Kristin Chenoweth in earlier guest shot on Glee. Fox photo

ABC has picked up Good Christian Belles for next season after dropping the previous B-word (Bitches) from its working title during filming of the pilot episode in Dallas.

But co-star Kristin Chenoweth said on Monday morning's edition of Fox & Friends that the show will go on elsewhere. "We shot the pilot in Dallas. We'll shoot it (the series) in New York or L.A.," she said on one of her favorite TV venues.

ABC officially announces its new 2011-12 plans on Tuesday morning, when a night and time for Good Christian Belles will be disclosed.

As previously posted, the melodrama is adapted from the book by Kim Gatlin, with Leslie Bibb and Annie Potts also in the cast assembled by ABC.

Bibb plays central character Amanda Vaughn, a scandal-rocked divorced mother of two who returns to her Dallas hometown and becomes the target of nasty back-biting by former Christian schoolmates. Gatlin's official GCB website puts it this way: "In the whirling midst of salacious gossip, Botox, and fraud, Amanda turns to those who love her and the faith she's always known. Will the Good Christian Bitches get the best of her, or will everyone see that these GCBs are as counterfeit as their travel jewelry?"

Dallas Film Commission head Janis Burklund could not immediately be reached for comment on Chenoweth's revelation that GCB won't be making Dallas its home base. The city still hopes to land TNT's re-do of Dallas on a permanent basis if the network commits to a series. The pilot was filmed in North Texas this month, with original cast members Larry Hagman, Linda Gray and Patrick Duffy back in harness along with a younger generation of actors playing their various offspring.

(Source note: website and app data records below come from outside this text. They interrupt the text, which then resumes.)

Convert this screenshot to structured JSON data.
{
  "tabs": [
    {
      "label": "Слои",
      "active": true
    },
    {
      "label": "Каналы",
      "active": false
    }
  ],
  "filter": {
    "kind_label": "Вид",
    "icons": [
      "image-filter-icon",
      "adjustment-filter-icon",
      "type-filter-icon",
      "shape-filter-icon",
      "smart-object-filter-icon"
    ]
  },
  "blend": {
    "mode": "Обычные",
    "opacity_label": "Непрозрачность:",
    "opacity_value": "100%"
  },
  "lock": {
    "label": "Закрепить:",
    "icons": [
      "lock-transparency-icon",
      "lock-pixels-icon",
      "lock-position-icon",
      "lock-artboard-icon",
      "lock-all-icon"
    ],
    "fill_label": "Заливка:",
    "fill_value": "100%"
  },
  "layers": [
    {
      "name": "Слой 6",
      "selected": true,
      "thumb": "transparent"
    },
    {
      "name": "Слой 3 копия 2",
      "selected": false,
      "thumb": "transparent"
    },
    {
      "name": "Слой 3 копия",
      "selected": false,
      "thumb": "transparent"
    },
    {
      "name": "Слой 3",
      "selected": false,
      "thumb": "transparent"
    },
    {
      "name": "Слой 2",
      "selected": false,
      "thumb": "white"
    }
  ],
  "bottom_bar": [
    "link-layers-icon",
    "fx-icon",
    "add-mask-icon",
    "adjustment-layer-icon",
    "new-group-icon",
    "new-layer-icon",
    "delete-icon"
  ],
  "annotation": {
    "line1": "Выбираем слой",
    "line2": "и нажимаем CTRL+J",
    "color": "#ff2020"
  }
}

Last year at this time, Dallas was flush with the news that NBC's Chase and Fox's The Good Guys and Lone Star all would be filming in the Dallas area after making their networks' fall lineups. But they were canceled in fairly short order, as was ABC's new Austin-made drama series, My Generation.